1993 – TMMK produces 1 millionth Camry
In 1993, TMMK celebrated the production of its 1 millionth Camry in Georgetown, Kentucky, home to America’s first and the world’s largest Toyota manufacturing facility. Naturally, the production of 1 million Camrys could not have been achieved without dedicated team members — 4,700 skilled Toyota employees took part in the momentous celebration.
1997 – Camry becomes best-selling sedan in the U.S. for the first time
With the introduction of its fourth-generation model in 1997, the Camry also gets introduced to a new slot in the market — the top slot — becoming America’s best-selling car. This marked the first time the sedan held the position, pushing the previous No. 1 spot holder to the second position.
1997 – TMMK produces 2 millionth Camry
As the best-selling car in America, production kicked into overdrive. In 1997, the Kentucky plant assembled its 2 millionth Camry. This sportier fourth-generation edition achieved speeds of 60 miles per hour in 7.0 seconds and a stopping distance of just 130 feet from that point.
2000 – TMMK produces 3 millionth Camry

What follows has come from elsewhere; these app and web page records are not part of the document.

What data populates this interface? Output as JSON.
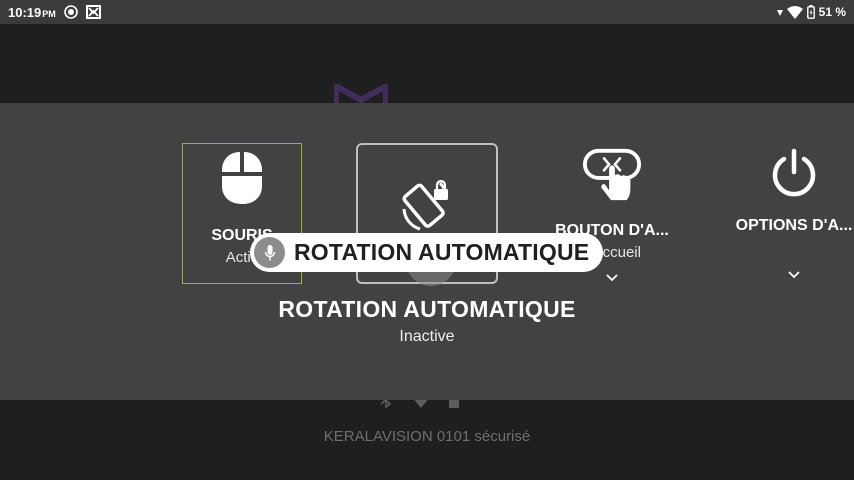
{
  "status_bar": {
    "time": "10:19",
    "ampm": "PM",
    "battery": "51 %"
  },
  "background": {
    "wifi_name": "KERALAVISION 0101 sécurisé"
  },
  "tiles": [
    {
      "label": "SOURIS",
      "sub": "Activ",
      "icon": "mouse-icon"
    },
    {
      "label": "",
      "sub": "",
      "icon": "rotate-lock-icon"
    },
    {
      "label": "BOUTON D'A...",
      "sub": "d'accueil",
      "icon": "touch-home-icon"
    },
    {
      "label": "OPTIONS D'A...",
      "sub": "",
      "icon": "power-icon"
    }
  ],
  "focused": {
    "title": "ROTATION AUTOMATIQUE",
    "state": "Inactive"
  },
  "voice_caption": {
    "text": "ROTATION AUTOMATIQUE",
    "icon": "mic-icon"
  },
  "colors": {
    "panel": "#424242",
    "focus_border": "#9ab52a",
    "status_bar": "#3b3b3b"
  }
}
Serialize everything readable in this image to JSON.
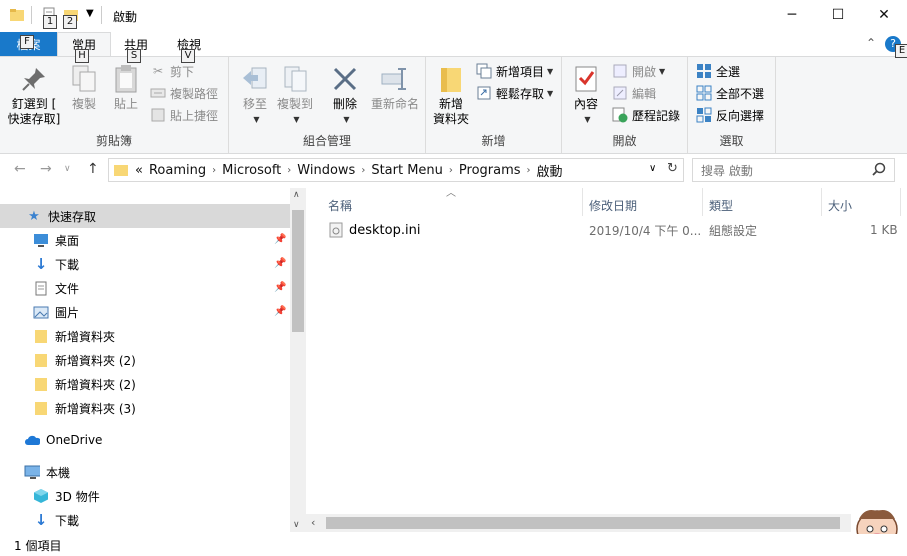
{
  "window": {
    "title": "啟動",
    "minimize_glyph": "─",
    "maximize_glyph": "☐",
    "close_glyph": "✕"
  },
  "keytips": {
    "qat1": "1",
    "qat2": "2",
    "file": "F",
    "home": "H",
    "share": "S",
    "view": "V",
    "help": "E"
  },
  "tabs": {
    "file": "檔案",
    "home": "常用",
    "share": "共用",
    "view": "檢視",
    "collapse_glyph": "⌃",
    "help_glyph": "?"
  },
  "ribbon": {
    "clipboard": {
      "label": "剪貼簿",
      "pin_line1": "釘選到 [",
      "pin_line2": "快速存取]",
      "copy": "複製",
      "paste": "貼上",
      "cut": "剪下",
      "copy_path": "複製路徑",
      "paste_shortcut": "貼上捷徑"
    },
    "organize": {
      "label": "組合管理",
      "move_to": "移至",
      "copy_to": "複製到",
      "delete": "刪除",
      "rename": "重新命名"
    },
    "new": {
      "label": "新增",
      "new_folder_line1": "新增",
      "new_folder_line2": "資料夾",
      "new_item": "新增項目",
      "easy_access": "輕鬆存取"
    },
    "open": {
      "label": "開啟",
      "properties": "內容",
      "open": "開啟",
      "edit": "編輯",
      "history": "歷程記錄"
    },
    "select": {
      "label": "選取",
      "select_all": "全選",
      "select_none": "全部不選",
      "invert": "反向選擇"
    }
  },
  "address": {
    "prefix": "«",
    "crumbs": [
      "Roaming",
      "Microsoft",
      "Windows",
      "Start Menu",
      "Programs",
      "啟動"
    ],
    "search_placeholder": "搜尋 啟動"
  },
  "nav": {
    "quick_access": "快速存取",
    "items": [
      "桌面",
      "下載",
      "文件",
      "圖片",
      "新增資料夾",
      "新增資料夾 (2)",
      "新增資料夾 (2)",
      "新增資料夾 (3)"
    ],
    "onedrive": "OneDrive",
    "this_pc": "本機",
    "objects3d": "3D 物件",
    "downloads": "下載"
  },
  "columns": {
    "name": "名稱",
    "date": "修改日期",
    "type": "類型",
    "size": "大小"
  },
  "files": [
    {
      "name": "desktop.ini",
      "date": "2019/10/4 下午 0...",
      "type": "組態設定",
      "size": "1 KB"
    }
  ],
  "status": {
    "count": "1 個項目"
  },
  "colors": {
    "accent": "#1979ca",
    "selection": "#cce8ff",
    "folder": "#f8d775"
  }
}
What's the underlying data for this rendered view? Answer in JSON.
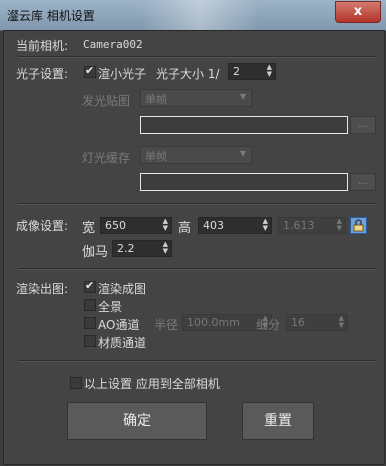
{
  "window": {
    "title": "瀣云库 相机设置",
    "close_glyph": "x"
  },
  "camera": {
    "label": "当前相机:",
    "value": "Camera002"
  },
  "photon": {
    "label": "光子设置:",
    "render_small_label": "渲小光子",
    "size_label": "光子大小 1/",
    "size_value": "2",
    "emission_map_label": "发光贴图",
    "emission_map_value": "单帧",
    "light_cache_label": "灯光缓存",
    "light_cache_value": "单帧",
    "browse_label": "..."
  },
  "imaging": {
    "label": "成像设置:",
    "width_label": "宽",
    "width_value": "650",
    "height_label": "高",
    "height_value": "403",
    "ratio_value": "1.613",
    "gamma_label": "伽马",
    "gamma_value": "2.2"
  },
  "render_output": {
    "label": "渲染出图:",
    "render_image_label": "渲染成图",
    "panorama_label": "全景",
    "ao_label": "AO通道",
    "radius_label": "半径",
    "radius_value": "100.0mm",
    "subdiv_label": "细分",
    "subdiv_value": "16",
    "material_label": "材质通道"
  },
  "apply_all_label": "以上设置 应用到全部相机",
  "buttons": {
    "ok": "确定",
    "reset": "重置"
  }
}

By 2000, the U.S. had grown to become responsible for half of the vehicle’s manufacturing. The remaining units were built in Japan. By this point, the vehicles were rolling off the line at a quicker pace. It only took three years to reach its 3 millionth production of the car — one year less than the previous milestone.

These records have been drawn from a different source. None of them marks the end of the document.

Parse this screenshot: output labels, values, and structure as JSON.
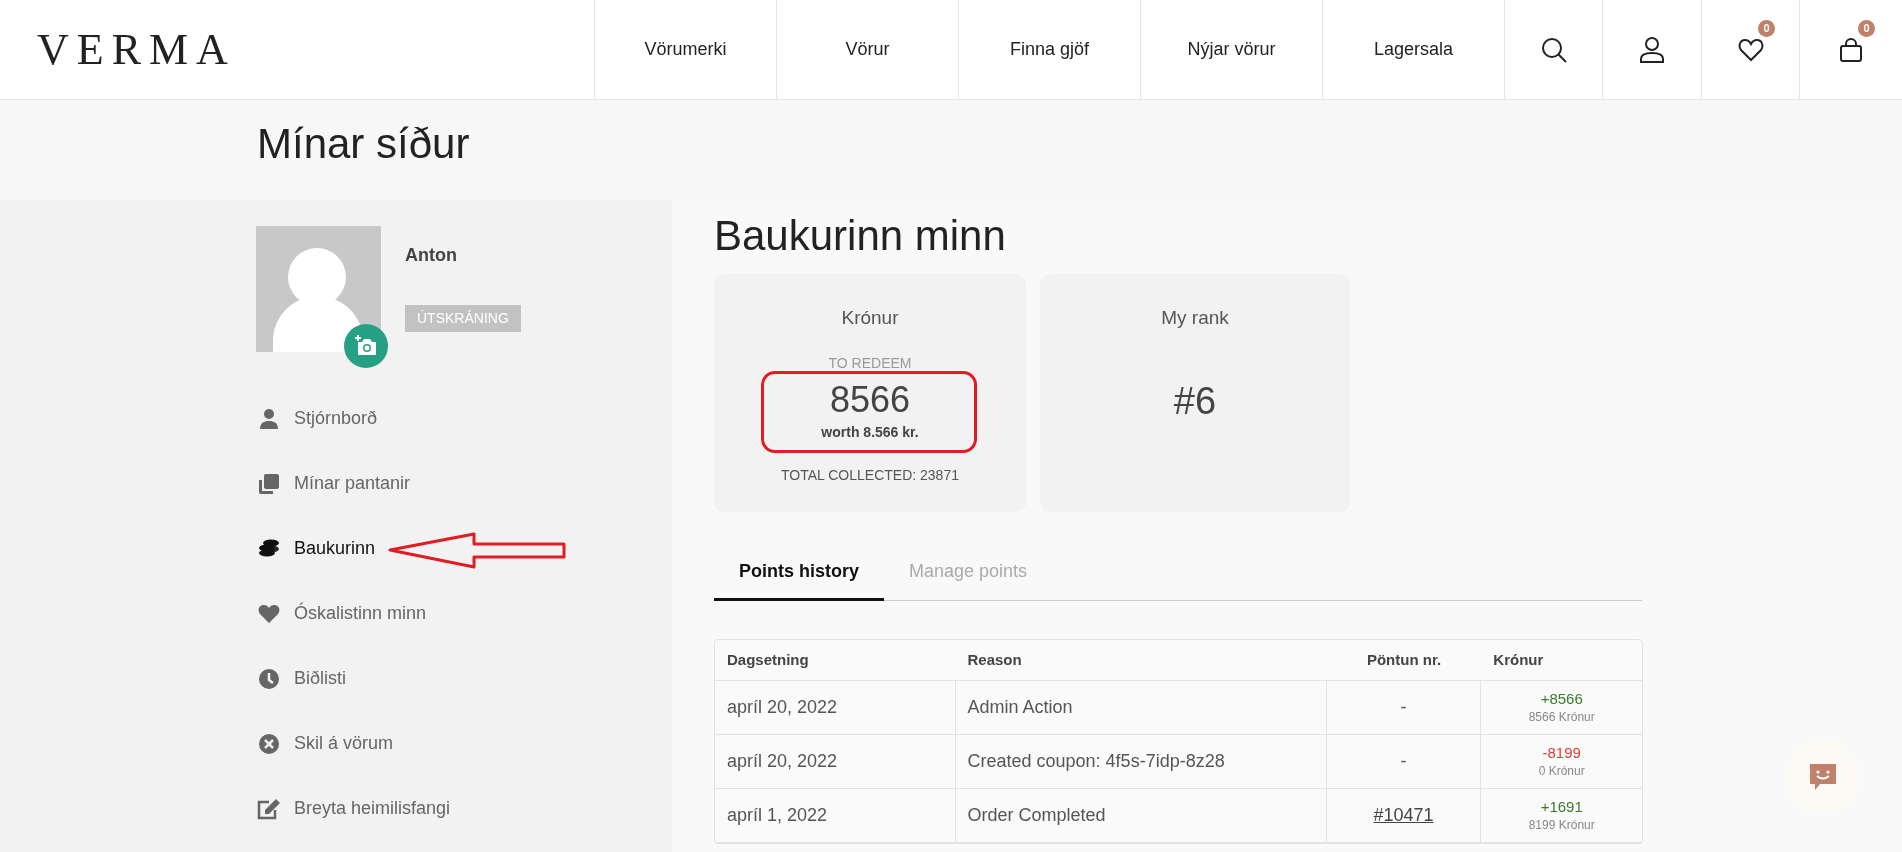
{
  "header": {
    "logo": "VERMA",
    "nav": [
      {
        "label": "Vörumerki"
      },
      {
        "label": "Vörur"
      },
      {
        "label": "Finna gjöf"
      },
      {
        "label": "Nýjar vörur"
      },
      {
        "label": "Lagersala"
      }
    ],
    "wishlist_count": "0",
    "cart_count": "0"
  },
  "page_title": "Mínar síður",
  "profile": {
    "name": "Anton",
    "logout": "ÚTSKRÁNING"
  },
  "sidebar": {
    "items": [
      {
        "kind": "user",
        "label": "Stjórnborð",
        "selected": false
      },
      {
        "kind": "orders",
        "label": "Mínar pantanir",
        "selected": false
      },
      {
        "kind": "coins",
        "label": "Baukurinn",
        "selected": true
      },
      {
        "kind": "heart",
        "label": "Óskalistinn minn",
        "selected": false
      },
      {
        "kind": "clock",
        "label": "Biðlisti",
        "selected": false
      },
      {
        "kind": "cancel",
        "label": "Skil á vörum",
        "selected": false
      },
      {
        "kind": "edit",
        "label": "Breyta heimilisfangi",
        "selected": false
      }
    ]
  },
  "heading": "Baukurinn minn",
  "points_card": {
    "title": "Krónur",
    "label": "TO REDEEM",
    "points": "8566",
    "worth": "worth 8.566 kr.",
    "total": "TOTAL COLLECTED: 23871"
  },
  "rank_card": {
    "title": "My rank",
    "rank": "#6"
  },
  "tabs": [
    {
      "label": "Points history",
      "selected": true
    },
    {
      "label": "Manage points",
      "selected": false
    }
  ],
  "table": {
    "columns": [
      "Dagsetning",
      "Reason",
      "Pöntun nr.",
      "Krónur"
    ],
    "rows": [
      {
        "date": "apríl 20, 2022",
        "reason": "Admin Action",
        "order": "-",
        "order_link": false,
        "change": "+8566",
        "positive": true,
        "balance": "8566 Krónur"
      },
      {
        "date": "apríl 20, 2022",
        "reason": "Created coupon: 4f5s-7idp-8z28",
        "order": "-",
        "order_link": false,
        "change": "-8199",
        "positive": false,
        "balance": "0 Krónur"
      },
      {
        "date": "apríl 1, 2022",
        "reason": "Order Completed",
        "order": "#10471",
        "order_link": true,
        "change": "+1691",
        "positive": true,
        "balance": "8199 Krónur"
      }
    ]
  }
}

2002 – Camry regains title as the best-selling car in the U.S.
After taking a brief “joy ride” in the back seat, the Toyota Camry was again crowned best-selling car with its totally redesigned and more spacious fifth-generation 3.0-liter V-6 model. This model also came equipped for the first time with an optional in-dash navigation system.
2006 – TMMK builds first Camry Hybrid
In pursuit of the same high-performing efficiency that the Prius established, the Camry was first offered as a hybrid in 2006. It boasted a 2.4-liter Atkinson-cycle 4 of 147 horsepower, coupled with a continuously variable transmission and supplemented by up to 45 horses from an electric motor. These added enhancements ushered the eco-advanced vehicle into the spotlight.
2007 – Camry is named the 2007 Motor Trend Car of the Year
In an article, Motor Trend editor-in-chief Angus MacKenzie, said the Camry “is the one car rival automakers all wish they could build. He also said, “it offers something for nearly everyone — performance, efficiency, and roominess — at a price point most Americans can afford.” And with the newly debuted hybrid model, it made the Camry the car to beat.
2021 – TMMK produces its 10 millionth Camry
Beginning with 4,700 Toyota employees celebrating 1 million Camrys produced in 1993, today that number has ballooned to more than 10,000 employees who relish the greatest milestone to date: the 10 millionth Camry assembled at its Kentucky plant. The 2021 model year, the eighth generation, is arguably the most impressive and innovative model to-date, thanks to the introduction of Toyota Safety Sense 2.5+, the newest version of Toyota’s groundbreaking driver-assist technology suite that includes automatic emergency braking. These advancements are just another building block that further cements Camry’s legacy as a front-runner in the automotive industry and creating mobility for all.
Want to learn more about the 10 millionth Camry? Click here.
¹The Pre-Collision System (PCS) with Pedestrian Detection (PD) is designed to determine if impact is imminent and help reduce impact speed and damage in certain frontal collisions involving a vehicle, a pedestrian or a bicyclist. PCS w/PD is not a substitute for safe and attentive driving. System effectiveness depends on many factors, such as speed, size and position of pedestrian or bicyclist and weather, light and road conditions. See Owner’s Manual for additional limitations and details.
Originally published July 21, 2021